Some other studies provided evidence for such kind of joint effects. In a very recent study, by blocking HPV E6-mediated p53 degradation to activate the transcription of NOXA
, RITA (a small-molecule reactivation of p53 and induction of tumor cell apoptosis) induced apoptosis in multiple cancer cells containing HPV16 and substantially suppressed the growth of cervical carcinoma xenografts in vivo [29
]. Not only the E6 oncoprotein, but the E7 oncoprotein can also interact with NOXA
. By disrupting pRb-E2F complexes, the expression of HPV16 E7 protein up-regulates the NOXA
expression, whereas, the binding of E2F to the NOXA
promoter results in a significant reduction of NOXA
-mediated apoptosis [42
], suggesting that HPV E7 may indeed deregulate the NOXA
expression. In addition, HPV E6- or E7-transfection can significantly up-regulate the expression of MCL1,
therefore promoting lung tumor cell progression through PI3K pathway [30
]. These data suggest a possibility that, by deregulating apoptosis and inferring tumor growth, HPV16 infection may alter the progress of NOXA-MCL1 axis-mediated carcinogenesis through both p53- dependent and independent mechanisms. Indeed, we observed in current study that the risk associated with the joint effects between HPV16 seropositivity and variants of NOXA
dramatically increased for SCCHN at the oropharyngeal (HPV-related) site but not at non-oropharyngeal (HPV-unrelated) sites. Although our study implied significant trends of effect modification, we did not have adequate power to detect the interaction.
In consistence with our previously published studies in which HPV16 and genetic variants of p53 pathway genes, such as p53
, may have interactive effects on risk of oropharyngeal cancer, particularly in never smokers and never drinkers [27
], we also found in current study more pronounced modification effects of NOXA
variants on the risk associated with HPV16 seropositivity for oropharyngeal cancer, particularly in never smokers and never drinkers. In addition, when the subjects were dichotomized by the mean age of the controls, we observed more apparent joint effects in younger, than older subjects.

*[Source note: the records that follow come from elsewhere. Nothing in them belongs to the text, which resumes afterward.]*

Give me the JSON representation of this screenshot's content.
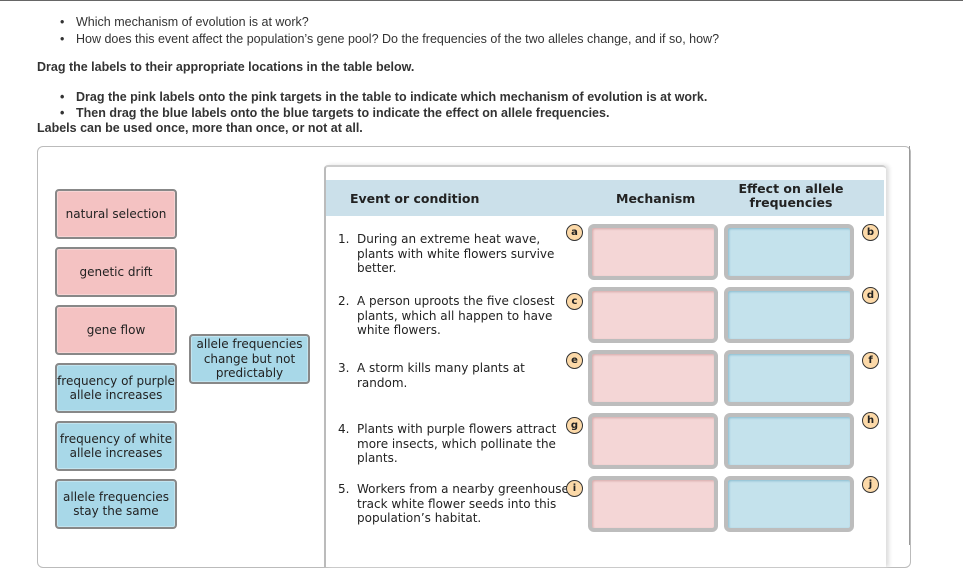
{
  "questions": [
    "Which mechanism of evolution is at work?",
    "How does this event affect the population’s gene pool? Do the frequencies of the two alleles change, and if so, how?"
  ],
  "instruction": "Drag the labels to their appropriate locations in the table below.",
  "steps": [
    "Drag the pink labels onto the pink targets in the table to indicate which mechanism of evolution is at work.",
    "Then drag the blue labels onto the blue targets to indicate the effect on allele frequencies."
  ],
  "note": "Labels can be used once, more than once, or not at all.",
  "labels": {
    "pink": [
      "natural selection",
      "genetic drift",
      "gene flow"
    ],
    "blue": [
      "frequency of purple allele increases",
      "frequency of white allele increases",
      "allele frequencies stay the same",
      "allele frequencies change but not predictably"
    ]
  },
  "colors": {
    "pink_label": "#f4c2c2",
    "blue_label": "#a8d8e8",
    "header_bg": "#cbe0ea",
    "badge": "#fcd9a8"
  },
  "table": {
    "headers": [
      "Event or condition",
      "Mechanism",
      "Effect on allele frequencies"
    ],
    "rows": [
      {
        "num": "1.",
        "text": "During an extreme heat wave, plants with white flowers survive better.",
        "mech_badge": "a",
        "effect_badge": "b"
      },
      {
        "num": "2.",
        "text": "A person uproots the five closest plants, which all happen to have white flowers.",
        "mech_badge": "c",
        "effect_badge": "d"
      },
      {
        "num": "3.",
        "text": "A storm kills many plants at random.",
        "mech_badge": "e",
        "effect_badge": "f"
      },
      {
        "num": "4.",
        "text": "Plants with purple flowers attract more insects, which pollinate the plants.",
        "mech_badge": "g",
        "effect_badge": "h"
      },
      {
        "num": "5.",
        "text": "Workers from a nearby greenhouse track white flower seeds into this population’s habitat.",
        "mech_badge": "i",
        "effect_badge": "j"
      }
    ]
  }
}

Though the mechanism is unclear, many researchers recently documented an apparent increase of incidence of HPV-related oropharyngeal cancer, particularly in young adults, perhaps due to distinct changes in sexual behaviors [43
]. To the best of our knowledge, the current study is the first to evaluate the association between polymorphisms in the promoter region of NOXA
and risk of SCCHN, as well as the joint effects between the genetic variants and HPV16 infection in the etiology of SCCHN.
However, there are several limitations in our present study. Firstly, although our results suggest a potential effect on SCCHN risk associated with HPV16, the underlying mechanism of NOXA and MCL1 in the development of SCCHN is still unclear. Thus future studies are needed to focus on how these polymorphisms affect functional changes of the two genes. Secondly, the HPV16 serology assay used in our study could test the pre-exposure status but could not define the accurate infected organs or determine if the viral exposure took place before or after tumor development. Therefore, with this uncertainty applied to both the cases and controls, possible false-negative HPV16 cases might result in misclassification of the HPV16 status. However, the use of serology assay allowed for the inclusion of a cancer-free control group. Additionally, the relative small sample size could not provide enough statistical power for further stratified analysis or interaction analysis; thus we cannot exclude the possibility that our results could be by chance. Finally, we cannot deduce similar conclusions with certainty to other ethnic populations, because our study included only non-Hispanic white participants.